◆ What you have to do:
Would you repeat the entries beneath, with nothing changed?

◆ Source data:
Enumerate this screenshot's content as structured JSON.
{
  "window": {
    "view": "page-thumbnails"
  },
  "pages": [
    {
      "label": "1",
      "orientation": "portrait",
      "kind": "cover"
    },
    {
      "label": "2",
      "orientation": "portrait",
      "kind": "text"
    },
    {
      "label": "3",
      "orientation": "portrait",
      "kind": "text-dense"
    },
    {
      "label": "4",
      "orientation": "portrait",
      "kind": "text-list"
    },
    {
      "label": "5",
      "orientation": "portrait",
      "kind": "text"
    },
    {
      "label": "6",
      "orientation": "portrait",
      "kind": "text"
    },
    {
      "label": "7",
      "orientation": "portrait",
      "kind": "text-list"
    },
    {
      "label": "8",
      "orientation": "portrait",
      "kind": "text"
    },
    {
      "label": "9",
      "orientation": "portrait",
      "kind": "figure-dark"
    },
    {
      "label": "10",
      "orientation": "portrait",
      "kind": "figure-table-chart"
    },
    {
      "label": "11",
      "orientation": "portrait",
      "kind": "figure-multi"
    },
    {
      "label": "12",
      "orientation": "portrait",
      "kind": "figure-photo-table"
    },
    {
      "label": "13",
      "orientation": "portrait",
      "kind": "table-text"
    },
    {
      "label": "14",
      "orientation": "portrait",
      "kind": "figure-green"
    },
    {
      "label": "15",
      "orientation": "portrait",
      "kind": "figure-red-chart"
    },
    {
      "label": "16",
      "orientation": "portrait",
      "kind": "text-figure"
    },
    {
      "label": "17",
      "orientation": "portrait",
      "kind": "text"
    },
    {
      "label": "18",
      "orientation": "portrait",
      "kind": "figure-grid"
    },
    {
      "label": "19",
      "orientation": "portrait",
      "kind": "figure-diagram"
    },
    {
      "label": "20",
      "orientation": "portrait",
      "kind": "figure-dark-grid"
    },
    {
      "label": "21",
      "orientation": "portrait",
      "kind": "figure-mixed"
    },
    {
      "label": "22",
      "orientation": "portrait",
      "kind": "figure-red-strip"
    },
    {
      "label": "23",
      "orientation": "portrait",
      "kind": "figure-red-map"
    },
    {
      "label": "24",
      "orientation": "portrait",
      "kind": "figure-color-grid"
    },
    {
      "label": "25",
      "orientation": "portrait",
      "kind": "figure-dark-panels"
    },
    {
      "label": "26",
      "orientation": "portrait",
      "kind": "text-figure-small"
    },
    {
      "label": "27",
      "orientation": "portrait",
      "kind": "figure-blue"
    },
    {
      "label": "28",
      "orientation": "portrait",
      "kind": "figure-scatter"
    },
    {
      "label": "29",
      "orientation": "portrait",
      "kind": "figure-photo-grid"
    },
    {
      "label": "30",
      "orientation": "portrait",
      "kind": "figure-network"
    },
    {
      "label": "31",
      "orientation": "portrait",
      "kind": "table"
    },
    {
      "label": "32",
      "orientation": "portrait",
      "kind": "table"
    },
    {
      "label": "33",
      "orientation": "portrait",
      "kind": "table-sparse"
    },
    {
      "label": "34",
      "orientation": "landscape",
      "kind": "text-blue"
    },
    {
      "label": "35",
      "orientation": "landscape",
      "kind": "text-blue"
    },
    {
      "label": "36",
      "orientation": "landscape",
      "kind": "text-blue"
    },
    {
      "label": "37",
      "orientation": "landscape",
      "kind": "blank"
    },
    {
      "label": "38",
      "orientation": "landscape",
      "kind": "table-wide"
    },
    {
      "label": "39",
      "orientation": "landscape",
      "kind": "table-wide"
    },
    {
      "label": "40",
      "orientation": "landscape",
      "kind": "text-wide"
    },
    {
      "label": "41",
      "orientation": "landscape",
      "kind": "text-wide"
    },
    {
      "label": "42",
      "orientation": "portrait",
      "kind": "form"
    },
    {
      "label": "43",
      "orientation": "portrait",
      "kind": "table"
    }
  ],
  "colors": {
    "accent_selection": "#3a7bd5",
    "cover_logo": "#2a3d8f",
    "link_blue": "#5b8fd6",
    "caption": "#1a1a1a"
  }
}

◆ Result for this task:
Enumerate this screenshot's content as structured JSON.
{
  "window": {
    "view": "page-thumbnails"
  },
  "pages": [
    {
      "label": "1",
      "orientation": "portrait",
      "kind": "cover"
    },
    {
      "label": "2",
      "orientation": "portrait",
      "kind": "text"
    },
    {
      "label": "3",
      "orientation": "portrait",
      "kind": "text-dense"
    },
    {
      "label": "4",
      "orientation": "portrait",
      "kind": "text-list"
    },
    {
      "label": "5",
      "orientation": "portrait",
      "kind": "text"
    },
    {
      "label": "6",
      "orientation": "portrait",
      "kind": "text"
    },
    {
      "label": "7",
      "orientation": "portrait",
      "kind": "text-list"
    },
    {
      "label": "8",
      "orientation": "portrait",
      "kind": "text"
    },
    {
      "label": "9",
      "orientation": "portrait",
      "kind": "figure-dark"
    },
    {
      "label": "10",
      "orientation": "portrait",
      "kind": "figure-table-chart"
    },
    {
      "label": "11",
      "orientation": "portrait",
      "kind": "figure-multi"
    },
    {
      "label": "12",
      "orientation": "portrait",
      "kind": "figure-photo-table"
    },
    {
      "label": "13",
      "orientation": "portrait",
      "kind": "table-text"
    },
    {
      "label": "14",
      "orientation": "portrait",
      "kind": "figure-green"
    },
    {
      "label": "15",
      "orientation": "portrait",
      "kind": "figure-red-chart"
    },
    {
      "label": "16",
      "orientation": "portrait",
      "kind": "text-figure"
    },
    {
      "label": "17",
      "orientation": "portrait",
      "kind": "text"
    },
    {
      "label": "18",
      "orientation": "portrait",
      "kind": "figure-grid"
    },
    {
      "label": "19",
      "orientation": "portrait",
      "kind": "figure-diagram"
    },
    {
      "label": "20",
      "orientation": "portrait",
      "kind": "figure-dark-grid"
    },
    {
      "label": "21",
      "orientation": "portrait",
      "kind": "figure-mixed"
    },
    {
      "label": "22",
      "orientation": "portrait",
      "kind": "figure-red-strip"
    },
    {
      "label": "23",
      "orientation": "portrait",
      "kind": "figure-red-map"
    },
    {
      "label": "24",
      "orientation": "portrait",
      "kind": "figure-color-grid"
    },
    {
      "label": "25",
      "orientation": "portrait",
      "kind": "figure-dark-panels"
    },
    {
      "label": "26",
      "orientation": "portrait",
      "kind": "text-figure-small"
    },
    {
      "label": "27",
      "orientation": "portrait",
      "kind": "figure-blue"
    },
    {
      "label": "28",
      "orientation": "portrait",
      "kind": "figure-scatter"
    },
    {
      "label": "29",
      "orientation": "portrait",
      "kind": "figure-photo-grid"
    },
    {
      "label": "30",
      "orientation": "portrait",
      "kind": "figure-network"
    },
    {
      "label": "31",
      "orientation": "portrait",
      "kind": "table"
    },
    {
      "label": "32",
      "orientation": "portrait",
      "kind": "table"
    },
    {
      "label": "33",
      "orientation": "portrait",
      "kind": "table-sparse"
    },
    {
      "label": "34",
      "orientation": "landscape",
      "kind": "text-blue"
    },
    {
      "label": "35",
      "orientation": "landscape",
      "kind": "text-blue"
    },
    {
      "label": "36",
      "orientation": "landscape",
      "kind": "text-blue"
    },
    {
      "label": "37",
      "orientation": "landscape",
      "kind": "blank"
    },
    {
      "label": "38",
      "orientation": "landscape",
      "kind": "table-wide"
    },
    {
      "label": "39",
      "orientation": "landscape",
      "kind": "table-wide"
    },
    {
      "label": "40",
      "orientation": "landscape",
      "kind": "text-wide"
    },
    {
      "label": "41",
      "orientation": "landscape",
      "kind": "text-wide"
    },
    {
      "label": "42",
      "orientation": "portrait",
      "kind": "form"
    },
    {
      "label": "43",
      "orientation": "portrait",
      "kind": "table"
    }
  ],
  "colors": {
    "accent_selection": "#3a7bd5",
    "cover_logo": "#2a3d8f",
    "link_blue": "#5b8fd6",
    "caption": "#1a1a1a"
  }
}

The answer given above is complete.